Day In a Page

The Greek referendum exposes a gaping hole at the heart of the European Union – its distinct lack of any genuine popular legitimacy

Gaping hole at the heart of the European Union

Treatment of Greece has shown up a lack of genuine legitimacy
Number of young homeless in Britain 'more than three times the official figures'

'Everything changed when I went to the hostel'

Number of young homeless people in Britain is 'more than three times the official figures'
Compton Cricket Club

Compton Cricket Club

Portraits of LA cricketers from notorious suburb to be displayed in London
London now the global money-laundering centre for the drug trade, says crime expert

Wlecome to London, drug money-laundering centre for the world

'Mexico is its heart and London is its head'
The Buddhist temple minutes from Centre Court that helps a winner keep on winning

The Buddhist temple minutes from Centre Court

It helps a winner keep on winning
Is this the future of flying: battery-powered planes made of plastic, and without flight decks?

Is this the future of flying?

Battery-powered planes made of plastic, and without flight decks
Isis are barbarians – but the Caliphate is a dream at the heart of all Muslim traditions

Isis are barbarians

but the Caliphate is an ancient Muslim ideal
The Brink's-Mat curse strikes again: three tons of stolen gold that brought only grief

Curse of Brink's Mat strikes again

Death of John 'Goldfinger' Palmer the latest killing related to 1983 heist
Greece debt crisis: 'The ministers talk to us about miracles' – why Greeks are cynical ahead of the bailout referendum

'The ministers talk to us about miracles'

Why Greeks are cynical ahead of the bailout referendum
Call of the wild: How science is learning to decode the way animals communicate

Call of the wild

How science is learning to decode the way animals communicate
Greece debt crisis: What happened to democracy when it’s a case of 'Vote Yes or else'?

'The economic collapse has happened. What is at risk now is democracy...'

If it doesn’t work in Europe, how is it supposed to work in India or the Middle East, asks Robert Fisk
The science of swearing: What lies behind the use of four-letter words?

The science of swearing

What lies behind the use of four-letter words?
The Real Stories of Migrant Britain: Clive fled from Zimbabwe - now it won't have him back

The Real Stories of Migrant Britain

Clive fled from Zimbabwe - now it won’t have him back
Africa on the menu: Three foodie friends want to popularise dishes from the continent

Africa on the menu

Three foodie friends want to popularise dishes from the hot new continent
Donna Karan is stepping down after 30 years - so who will fill the DKNY creator's boots?

Who will fill Donna Karan's boots?

The designer is stepping down as Chief Designer of DKNY after 30 years.
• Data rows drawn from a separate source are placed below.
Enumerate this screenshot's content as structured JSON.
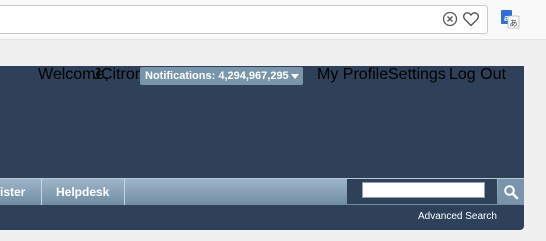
{
  "browser": {
    "icons": [
      "tracking-protection-icon",
      "heart-icon",
      "translate-extension-icon"
    ]
  },
  "header": {
    "welcome_label": "Welcome,",
    "username": "JCitron",
    "notifications_label": "Notifications: 4,294,967,295",
    "my_profile": "My Profile",
    "settings": "Settings",
    "log_out": "Log Out"
  },
  "menu": {
    "tabs": [
      {
        "label": "ister"
      },
      {
        "label": "Helpdesk"
      }
    ]
  },
  "search": {
    "value": "",
    "advanced_label": "Advanced Search"
  },
  "colors": {
    "header_bg": "#2e4158",
    "menu_bar": "#7f9bb1",
    "notification_bg": "#7895aa",
    "page_bg": "#f0f0f0"
  }
}
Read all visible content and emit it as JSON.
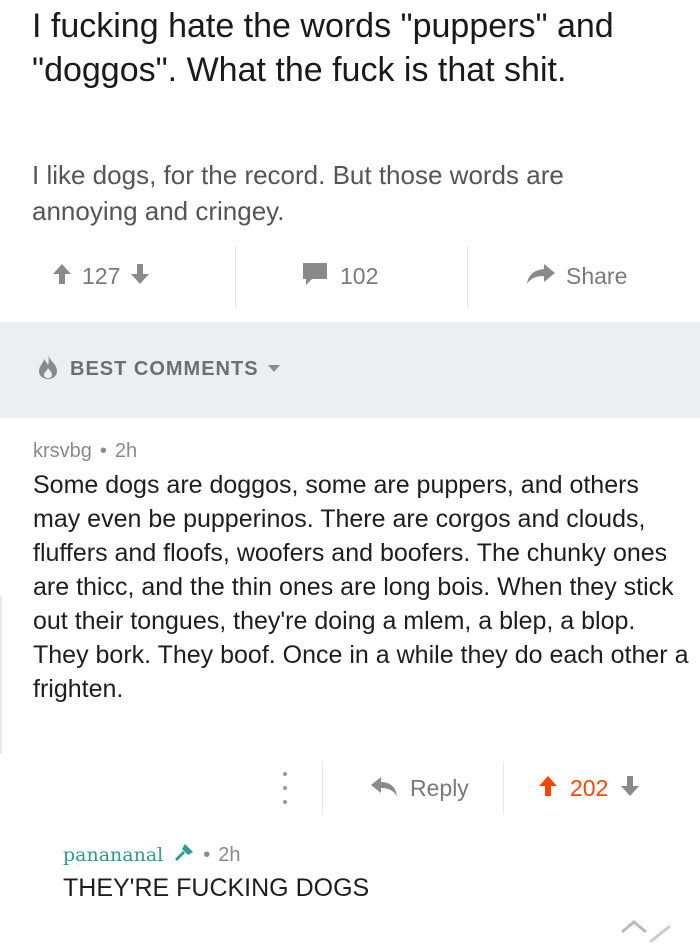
{
  "post": {
    "title": "I fucking hate the words \"puppers\" and \"doggos\". What the fuck is that shit.",
    "body": "I like dogs, for the record. But those words are annoying and cringey.",
    "votes": "127",
    "comments": "102",
    "share_label": "Share"
  },
  "sort": {
    "label": "BEST COMMENTS"
  },
  "comment": {
    "author": "krsvbg",
    "age": "2h",
    "body": "Some dogs are doggos, some are puppers, and others may even be pupperinos. There are corgos and clouds, fluffers and floofs, woofers and boofers. The chunky ones are thicc, and the thin ones are long bois. When they stick out their tongues, they're doing a mlem, a blep, a blop. They bork. They boof. Once in a while they do each other a frighten.",
    "reply_label": "Reply",
    "votes": "202"
  },
  "reply": {
    "author": "panananal",
    "age": "2h",
    "body": "THEY'RE FUCKING DOGS"
  },
  "icons": {
    "upvote": "arrow-up-icon",
    "downvote": "arrow-down-icon",
    "comments": "comment-bubble-icon",
    "share": "share-arrow-icon",
    "sort": "flame-icon",
    "dropdown": "caret-down-icon",
    "more": "more-vertical-icon",
    "reply": "reply-arrow-icon",
    "flair": "microphone-icon"
  },
  "colors": {
    "accent_upvote": "#ff4500",
    "username_teal": "#2a9d8f",
    "sort_band": "#eceff2",
    "muted_text": "#7a7a7a"
  }
}
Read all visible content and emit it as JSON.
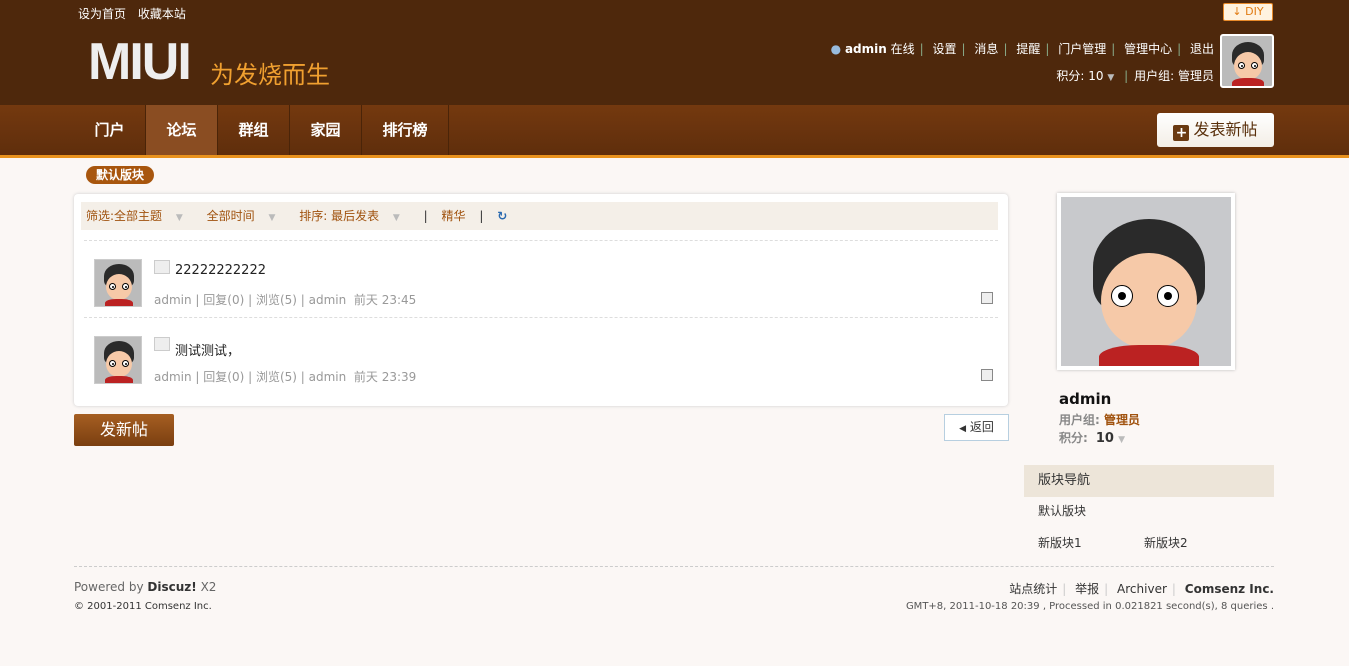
{
  "top": {
    "set_home": "设为首页",
    "bookmark": "收藏本站",
    "diy": "DIY"
  },
  "logo": {
    "text": "MIUI",
    "slogan": "为发烧而生"
  },
  "user": {
    "name": "admin",
    "status": "在线",
    "links": [
      "设置",
      "消息",
      "提醒",
      "门户管理",
      "管理中心",
      "退出"
    ],
    "score_label": "积分: 10",
    "group_label": "用户组: 管理员"
  },
  "nav": {
    "items": [
      "门户",
      "论坛",
      "群组",
      "家园",
      "排行榜"
    ],
    "post_button": "发表新帖"
  },
  "breadcrumb": "默认版块",
  "filter": {
    "type": "筛选:全部主题",
    "time": "全部时间",
    "sort": "排序: 最后发表",
    "digest": "精华"
  },
  "threads": [
    {
      "title": "22222222222",
      "author": "admin",
      "replies": "回复(0)",
      "views": "浏览(5)",
      "last": "admin",
      "time": "前天 23:45"
    },
    {
      "title": "测试测试，",
      "author": "admin",
      "replies": "回复(0)",
      "views": "浏览(5)",
      "last": "admin",
      "time": "前天 23:39"
    }
  ],
  "buttons": {
    "new_thread": "发新帖",
    "back": "返回"
  },
  "profile": {
    "name": "admin",
    "group_label": "用户组:",
    "group": "管理员",
    "score_label": "积分:",
    "score": "10"
  },
  "forum_nav": {
    "title": "版块导航",
    "items": [
      "默认版块",
      "新版块1",
      "新版块2"
    ]
  },
  "footer": {
    "powered": "Powered by",
    "brand": "Discuz!",
    "version": "X2",
    "copyright": "© 2001-2011 Comsenz Inc.",
    "links": [
      "站点统计",
      "举报",
      "Archiver",
      "Comsenz Inc."
    ],
    "stats": "GMT+8, 2011-10-18 20:39 , Processed in 0.021821 second(s), 8 queries ."
  }
}
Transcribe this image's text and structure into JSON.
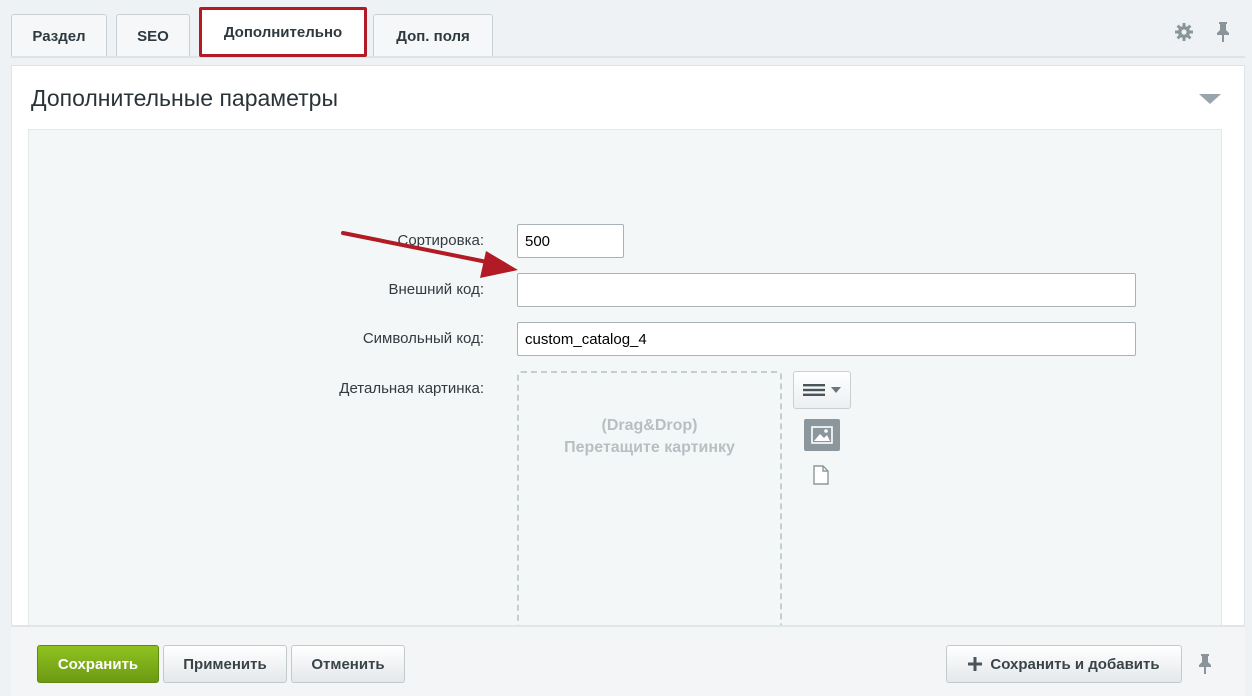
{
  "tabs": [
    {
      "label": "Раздел"
    },
    {
      "label": "SEO"
    },
    {
      "label": "Дополнительно"
    },
    {
      "label": "Доп. поля"
    }
  ],
  "header_icons": [
    "gear-icon",
    "pin-icon"
  ],
  "section": {
    "title": "Дополнительные параметры"
  },
  "form": {
    "sort_label": "Сортировка:",
    "sort_value": "500",
    "external_code_label": "Внешний код:",
    "external_code_value": "",
    "symbol_code_label": "Символьный код:",
    "symbol_code_value": "custom_catalog_4",
    "detail_image_label": "Детальная картинка:",
    "dropzone_line1": "(Drag&Drop)",
    "dropzone_line2": "Перетащите картинку"
  },
  "buttons": {
    "save": "Сохранить",
    "apply": "Применить",
    "cancel": "Отменить",
    "save_and_add": "Сохранить и добавить"
  },
  "colors": {
    "active_tab_highlight": "#b21b25",
    "annotation_arrow": "#b21b25",
    "save_button": "#7fb11a"
  }
}
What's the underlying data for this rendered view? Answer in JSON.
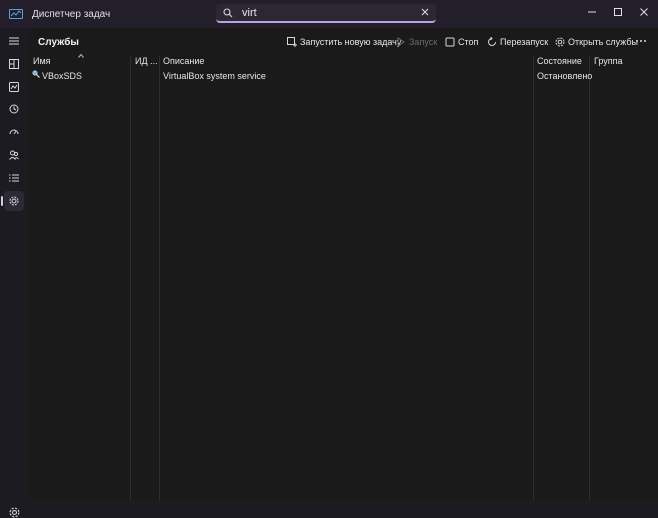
{
  "window": {
    "title": "Диспетчер задач"
  },
  "search": {
    "value": "virt"
  },
  "toolbar": {
    "page_title": "Службы",
    "new_task_label": "Запустить новую задачу",
    "start_label": "Запуск",
    "stop_label": "Стоп",
    "restart_label": "Перезапуск",
    "open_services_label": "Открыть службы"
  },
  "table": {
    "columns": [
      "Имя",
      "ИД ...",
      "Описание",
      "Состояние",
      "Группа"
    ],
    "rows": [
      {
        "name": "VBoxSDS",
        "pid": "",
        "description": "VirtualBox system service",
        "status": "Остановлено",
        "group": ""
      }
    ]
  },
  "colors": {
    "accent": "#b8a2e6",
    "background": "#1a1a1a"
  }
}
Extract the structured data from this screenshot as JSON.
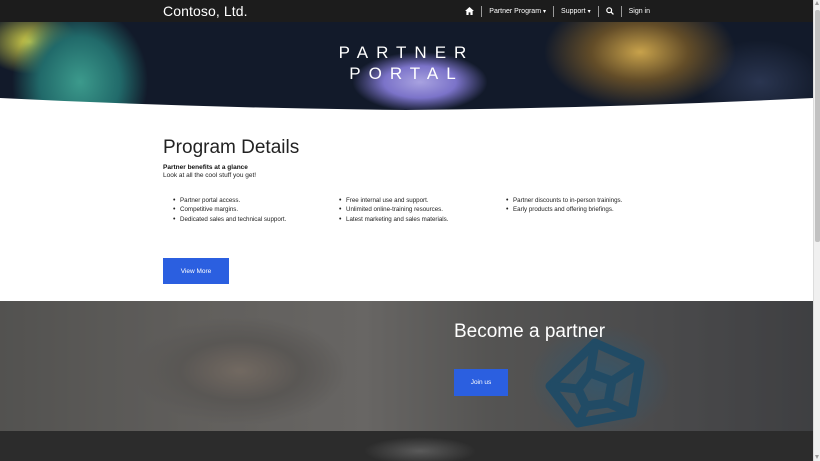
{
  "header": {
    "brand": "Contoso, Ltd.",
    "nav": [
      {
        "label": "Partner Program",
        "caret": "▾"
      },
      {
        "label": "Support",
        "caret": "▾"
      }
    ],
    "home_icon": "home-icon",
    "search_icon": "search-icon",
    "sign_in": "Sign in"
  },
  "hero": {
    "title_line1": "PARTNER",
    "title_line2": "PORTAL"
  },
  "program": {
    "heading": "Program Details",
    "subheading": "Partner benefits at a glance",
    "subtext": "Look at all the cool stuff you get!",
    "columns": [
      [
        "Partner portal access.",
        "Competitive margins.",
        "Dedicated sales and technical support."
      ],
      [
        "Free internal use and support.",
        "Unlimited online-training resources.",
        "Latest marketing and sales materials."
      ],
      [
        "Partner discounts to in-person trainings.",
        "Early products and offering briefings."
      ]
    ],
    "button": "View More"
  },
  "partner": {
    "heading": "Become a partner",
    "button": "Join us"
  },
  "colors": {
    "accent": "#2b5fe0",
    "nav_bg": "#1c1c1c"
  }
}
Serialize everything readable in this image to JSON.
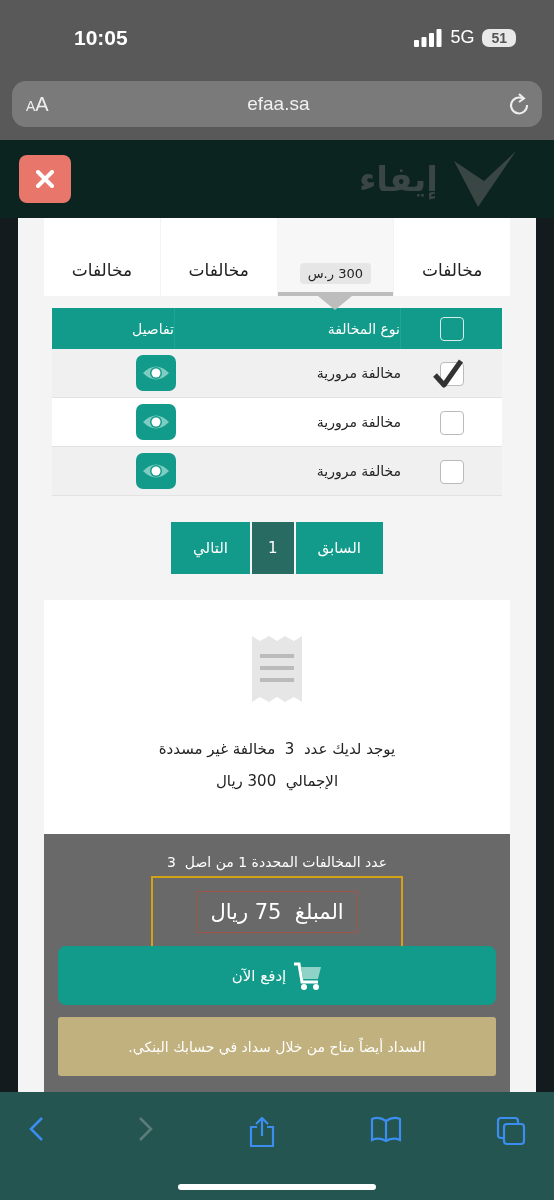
{
  "status_bar": {
    "time": "10:05",
    "network": "5G",
    "battery": "51"
  },
  "browser": {
    "text_size": "AA",
    "url": "efaa.sa"
  },
  "header": {
    "logo": "إيفاء"
  },
  "tabs": [
    {
      "label": "مخالفات",
      "selected": false
    },
    {
      "badge": "300 ر.س",
      "selected": true
    },
    {
      "label": "مخالفات",
      "selected": false
    },
    {
      "label": "مخالفات",
      "selected": false
    }
  ],
  "table": {
    "columns": [
      "نوع المخالفة",
      "تفاصيل"
    ],
    "select_all_checked": false,
    "rows": [
      {
        "type": "مخالفة مرورية",
        "checked": true
      },
      {
        "type": "مخالفة مرورية",
        "checked": false
      },
      {
        "type": "مخالفة مرورية",
        "checked": false
      }
    ]
  },
  "pagination": {
    "previous": "السابق",
    "pages": [
      {
        "label": "1",
        "selected": true
      }
    ],
    "next": "التالي"
  },
  "summary": {
    "line_1": "يوجد لديك عدد  3  مخالفة غير مسددة",
    "line_2": "الإجمالي  300 ريال"
  },
  "payment": {
    "selected_count": "عدد المخالفات المحددة 1 من اصل  3",
    "amount": "المبلغ  75 ريال",
    "pay_button": "إدفع الآن",
    "notice": "السداد أيضاً متاح من خلال سداد في حسابك البنكي."
  }
}
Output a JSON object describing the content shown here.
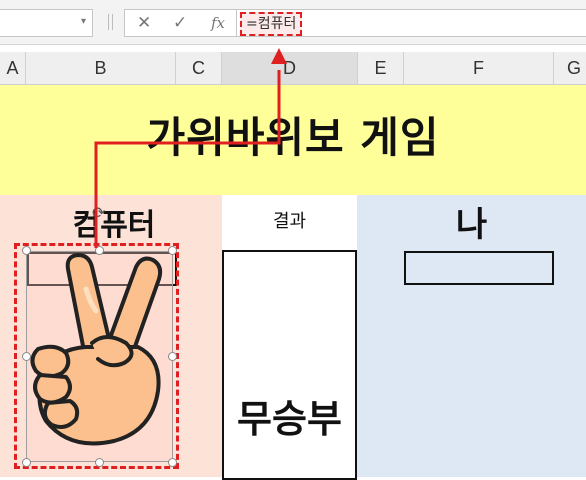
{
  "formula_bar": {
    "name_box_value": "",
    "dropdown_glyph": "▾",
    "cancel_glyph": "✕",
    "enter_glyph": "✓",
    "fx_glyph": "fx",
    "formula": "=컴퓨터"
  },
  "columns": [
    "A",
    "B",
    "C",
    "D",
    "E",
    "F",
    "G"
  ],
  "sheet": {
    "title": "가위바위보 게임",
    "computer_label": "컴퓨터",
    "result_label": "결과",
    "me_label": "나",
    "result_value": "무승부"
  },
  "picture": {
    "icon": "victory-hand-icon",
    "label": "scissors"
  },
  "colors": {
    "title_band": "#ffff99",
    "computer_bg": "#fde2d8",
    "me_bg": "#dde8f4",
    "highlight_red": "#e02020"
  }
}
Alexander Fury looks back at the career of 'America's Chanel'